“WIC, a federal program that provides nutritional food and services for pregnant women, infants and children will no longer receive funding. However, the Mississippi State Department of Health's 95 WIC distribution centers will remain open until further notice.

“A government shutdown does not save taxpayers money. In fact, in 1995-96 it costs the government $1.4 billion.

“A short shutdown will shave decimal points off of economic growth, but a sustained shutdown of three or four weeks would do significant economic damage.”

According to Jenkins Thompson has said, "The people of the Second Congressional District and of this nation should not be punished due to political posturing. I demand my Republican colleagues to end this ‘CR to nowhere’ ping pong game and do the work their constituencies elected them to do."

New Jersey Rep. Rush Holt has created a list of how the shut down will effect citizens.

The critical services that will not cease are Social Security checks for seniors, people with disabilities and survivors would still go out. But new Social Security applications will likely not be processed.

Troops would continue to serve, though their pay could be put on hold. Critical homeland security functions such as border security would continue.

The Postal Service, which is self-funded, will continue to operate.

The FAA would keep the air traffic control system open and safe.

However, some services that are affected include unemployment benefits: the federal funds that help states pay the costs of their unemployment programs could be affected depending on the length of the shutdown.

While VA hospitals will remain open, veterans' benefits could be delayed or reduced, as was the case during the last shutdown.

National parks and the National Wildlife Refuge Systems would be among the first places to close if the government shuts down.

Passport and visa applications will not be processed. In the 1996 shutdown, over 200,000 passport applications and 30,000 daily visa applications went unprocessed.

IRS processing of tax refunds for some returns would be suspended.

FHA new home loan guarantees may cease.

Small Business Administraion approval of applications for business loan guarantees and direct loans to small businesses would likely cease, impacting the engines of our economy and potentially slowing the economic recovery.

Farm loans and farm payments would cease.

National museums, including the Smithsonian Institution, would close in the event of a government shutdown.

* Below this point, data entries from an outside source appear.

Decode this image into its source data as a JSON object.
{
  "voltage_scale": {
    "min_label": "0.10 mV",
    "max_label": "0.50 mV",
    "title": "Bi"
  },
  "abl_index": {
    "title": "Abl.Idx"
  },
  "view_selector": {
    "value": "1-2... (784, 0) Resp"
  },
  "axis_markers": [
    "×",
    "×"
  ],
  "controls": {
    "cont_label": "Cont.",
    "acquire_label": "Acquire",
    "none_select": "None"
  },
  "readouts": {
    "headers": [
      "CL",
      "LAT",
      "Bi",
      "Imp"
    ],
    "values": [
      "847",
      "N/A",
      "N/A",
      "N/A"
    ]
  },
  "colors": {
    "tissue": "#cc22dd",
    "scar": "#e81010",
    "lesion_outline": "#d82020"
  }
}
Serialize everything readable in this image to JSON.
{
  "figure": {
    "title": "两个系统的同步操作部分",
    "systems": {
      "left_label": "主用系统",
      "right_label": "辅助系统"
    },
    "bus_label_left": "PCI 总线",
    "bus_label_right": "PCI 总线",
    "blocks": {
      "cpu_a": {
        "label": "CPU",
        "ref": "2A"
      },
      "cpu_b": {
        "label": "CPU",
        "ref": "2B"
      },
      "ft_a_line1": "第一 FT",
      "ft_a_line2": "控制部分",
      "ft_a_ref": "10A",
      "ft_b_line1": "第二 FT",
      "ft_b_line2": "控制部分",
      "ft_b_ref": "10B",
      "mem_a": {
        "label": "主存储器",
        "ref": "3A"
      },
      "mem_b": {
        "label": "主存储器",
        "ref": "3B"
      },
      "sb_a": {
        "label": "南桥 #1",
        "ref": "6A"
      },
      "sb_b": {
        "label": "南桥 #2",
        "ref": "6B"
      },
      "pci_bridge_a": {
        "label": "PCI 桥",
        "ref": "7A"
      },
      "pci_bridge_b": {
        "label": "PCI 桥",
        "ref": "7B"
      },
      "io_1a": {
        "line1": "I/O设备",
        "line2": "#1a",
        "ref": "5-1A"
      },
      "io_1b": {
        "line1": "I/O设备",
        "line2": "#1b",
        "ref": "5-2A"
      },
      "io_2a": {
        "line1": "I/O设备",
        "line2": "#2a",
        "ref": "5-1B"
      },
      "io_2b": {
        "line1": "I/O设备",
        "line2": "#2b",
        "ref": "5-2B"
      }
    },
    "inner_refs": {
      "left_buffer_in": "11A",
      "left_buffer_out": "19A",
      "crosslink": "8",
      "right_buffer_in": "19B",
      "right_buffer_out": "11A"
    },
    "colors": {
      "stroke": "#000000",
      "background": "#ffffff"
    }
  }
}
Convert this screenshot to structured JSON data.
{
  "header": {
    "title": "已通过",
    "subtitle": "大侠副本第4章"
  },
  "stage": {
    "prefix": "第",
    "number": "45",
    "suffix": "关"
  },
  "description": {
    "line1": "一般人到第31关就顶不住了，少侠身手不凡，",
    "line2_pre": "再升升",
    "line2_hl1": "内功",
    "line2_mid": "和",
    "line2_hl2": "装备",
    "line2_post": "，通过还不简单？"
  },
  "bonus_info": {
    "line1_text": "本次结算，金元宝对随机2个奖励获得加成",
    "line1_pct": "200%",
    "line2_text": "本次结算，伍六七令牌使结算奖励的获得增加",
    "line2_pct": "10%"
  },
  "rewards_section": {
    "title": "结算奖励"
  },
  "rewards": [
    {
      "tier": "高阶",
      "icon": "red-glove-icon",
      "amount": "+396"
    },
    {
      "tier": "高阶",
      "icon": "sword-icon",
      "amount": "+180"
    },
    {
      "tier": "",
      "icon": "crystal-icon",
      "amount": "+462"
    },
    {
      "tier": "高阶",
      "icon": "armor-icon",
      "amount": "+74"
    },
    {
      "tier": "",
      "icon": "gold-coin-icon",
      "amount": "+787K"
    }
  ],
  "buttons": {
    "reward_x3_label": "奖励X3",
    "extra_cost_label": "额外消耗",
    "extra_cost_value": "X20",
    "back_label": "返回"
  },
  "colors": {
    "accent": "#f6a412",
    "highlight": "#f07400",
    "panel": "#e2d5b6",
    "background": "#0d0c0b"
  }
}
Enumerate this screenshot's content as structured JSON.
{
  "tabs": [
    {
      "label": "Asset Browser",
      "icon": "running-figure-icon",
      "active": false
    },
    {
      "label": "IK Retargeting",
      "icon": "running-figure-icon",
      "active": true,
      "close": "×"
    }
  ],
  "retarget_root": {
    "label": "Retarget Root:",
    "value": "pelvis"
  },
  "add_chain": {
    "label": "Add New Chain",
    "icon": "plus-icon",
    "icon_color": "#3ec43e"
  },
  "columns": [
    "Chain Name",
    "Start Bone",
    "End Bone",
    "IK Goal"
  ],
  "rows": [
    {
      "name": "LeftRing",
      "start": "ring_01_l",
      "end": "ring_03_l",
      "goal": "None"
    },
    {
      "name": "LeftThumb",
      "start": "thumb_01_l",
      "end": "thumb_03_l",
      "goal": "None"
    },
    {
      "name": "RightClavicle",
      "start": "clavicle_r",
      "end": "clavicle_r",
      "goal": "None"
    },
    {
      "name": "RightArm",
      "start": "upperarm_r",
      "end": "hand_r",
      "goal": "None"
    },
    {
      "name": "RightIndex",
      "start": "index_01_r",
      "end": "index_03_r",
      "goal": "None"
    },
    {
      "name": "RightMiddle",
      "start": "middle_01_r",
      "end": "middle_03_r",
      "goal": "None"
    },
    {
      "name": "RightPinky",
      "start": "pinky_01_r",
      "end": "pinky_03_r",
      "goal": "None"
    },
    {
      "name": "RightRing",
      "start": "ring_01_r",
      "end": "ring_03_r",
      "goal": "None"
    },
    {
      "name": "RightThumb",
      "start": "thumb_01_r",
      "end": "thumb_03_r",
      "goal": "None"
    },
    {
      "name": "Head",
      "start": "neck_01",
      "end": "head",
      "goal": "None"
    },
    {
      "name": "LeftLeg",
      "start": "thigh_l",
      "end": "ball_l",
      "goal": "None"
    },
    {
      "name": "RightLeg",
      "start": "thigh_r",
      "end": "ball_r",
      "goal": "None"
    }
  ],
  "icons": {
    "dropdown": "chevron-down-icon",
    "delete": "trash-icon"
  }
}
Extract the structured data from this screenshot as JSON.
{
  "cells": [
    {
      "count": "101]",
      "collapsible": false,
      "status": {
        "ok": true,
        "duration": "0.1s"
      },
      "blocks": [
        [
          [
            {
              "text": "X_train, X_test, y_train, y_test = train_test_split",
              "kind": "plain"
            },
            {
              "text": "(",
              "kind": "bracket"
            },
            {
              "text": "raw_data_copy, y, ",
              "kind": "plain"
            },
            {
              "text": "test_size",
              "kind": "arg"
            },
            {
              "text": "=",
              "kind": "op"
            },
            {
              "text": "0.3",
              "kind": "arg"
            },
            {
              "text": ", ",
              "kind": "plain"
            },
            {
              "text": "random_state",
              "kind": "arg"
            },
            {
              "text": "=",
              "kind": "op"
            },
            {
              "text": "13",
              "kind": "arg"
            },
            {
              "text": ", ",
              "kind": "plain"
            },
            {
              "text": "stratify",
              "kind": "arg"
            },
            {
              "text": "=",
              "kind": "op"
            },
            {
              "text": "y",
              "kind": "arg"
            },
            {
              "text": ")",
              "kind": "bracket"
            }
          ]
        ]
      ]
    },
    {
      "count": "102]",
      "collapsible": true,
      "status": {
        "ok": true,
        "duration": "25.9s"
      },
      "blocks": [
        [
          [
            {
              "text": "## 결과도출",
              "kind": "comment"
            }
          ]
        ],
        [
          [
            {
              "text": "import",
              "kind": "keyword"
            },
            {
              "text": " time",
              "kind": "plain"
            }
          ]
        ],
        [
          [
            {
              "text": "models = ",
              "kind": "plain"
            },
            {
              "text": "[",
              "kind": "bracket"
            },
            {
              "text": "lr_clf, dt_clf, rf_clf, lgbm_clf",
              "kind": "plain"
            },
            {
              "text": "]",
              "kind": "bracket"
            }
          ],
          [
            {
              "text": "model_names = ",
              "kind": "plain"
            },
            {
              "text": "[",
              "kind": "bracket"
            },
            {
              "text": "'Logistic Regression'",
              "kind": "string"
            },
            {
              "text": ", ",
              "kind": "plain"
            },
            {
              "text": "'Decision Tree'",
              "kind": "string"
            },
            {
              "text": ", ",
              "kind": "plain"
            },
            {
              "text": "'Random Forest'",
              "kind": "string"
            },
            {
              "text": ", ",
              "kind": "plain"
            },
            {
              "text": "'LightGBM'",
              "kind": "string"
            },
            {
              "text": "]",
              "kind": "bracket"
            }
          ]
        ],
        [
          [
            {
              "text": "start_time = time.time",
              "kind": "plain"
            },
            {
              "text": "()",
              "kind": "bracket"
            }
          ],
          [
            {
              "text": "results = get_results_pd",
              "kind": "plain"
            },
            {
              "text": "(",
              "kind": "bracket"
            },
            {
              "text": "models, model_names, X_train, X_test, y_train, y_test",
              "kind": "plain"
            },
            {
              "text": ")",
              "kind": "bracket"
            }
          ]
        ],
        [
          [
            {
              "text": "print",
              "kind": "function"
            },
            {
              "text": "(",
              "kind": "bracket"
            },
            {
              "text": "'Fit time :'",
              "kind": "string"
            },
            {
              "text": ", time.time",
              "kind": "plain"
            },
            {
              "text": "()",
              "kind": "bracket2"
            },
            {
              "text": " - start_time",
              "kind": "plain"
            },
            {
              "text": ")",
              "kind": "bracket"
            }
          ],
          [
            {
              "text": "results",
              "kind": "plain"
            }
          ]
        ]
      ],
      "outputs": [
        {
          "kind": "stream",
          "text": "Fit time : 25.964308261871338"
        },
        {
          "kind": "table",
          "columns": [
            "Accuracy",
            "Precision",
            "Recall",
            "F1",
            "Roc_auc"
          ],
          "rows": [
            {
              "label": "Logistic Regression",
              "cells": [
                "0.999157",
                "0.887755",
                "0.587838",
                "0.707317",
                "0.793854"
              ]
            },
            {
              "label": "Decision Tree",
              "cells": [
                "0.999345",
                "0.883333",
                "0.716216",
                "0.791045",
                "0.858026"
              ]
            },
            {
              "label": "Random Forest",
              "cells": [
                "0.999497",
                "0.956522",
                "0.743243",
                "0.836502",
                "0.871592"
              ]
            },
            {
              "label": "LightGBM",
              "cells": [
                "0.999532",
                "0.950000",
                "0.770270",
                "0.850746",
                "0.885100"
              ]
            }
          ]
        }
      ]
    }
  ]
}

Access to the U.S. Capitol: Guide and staff-led tours of the Capitol will be canceled. The House Gallery will remain open. The White House website will also not be updated.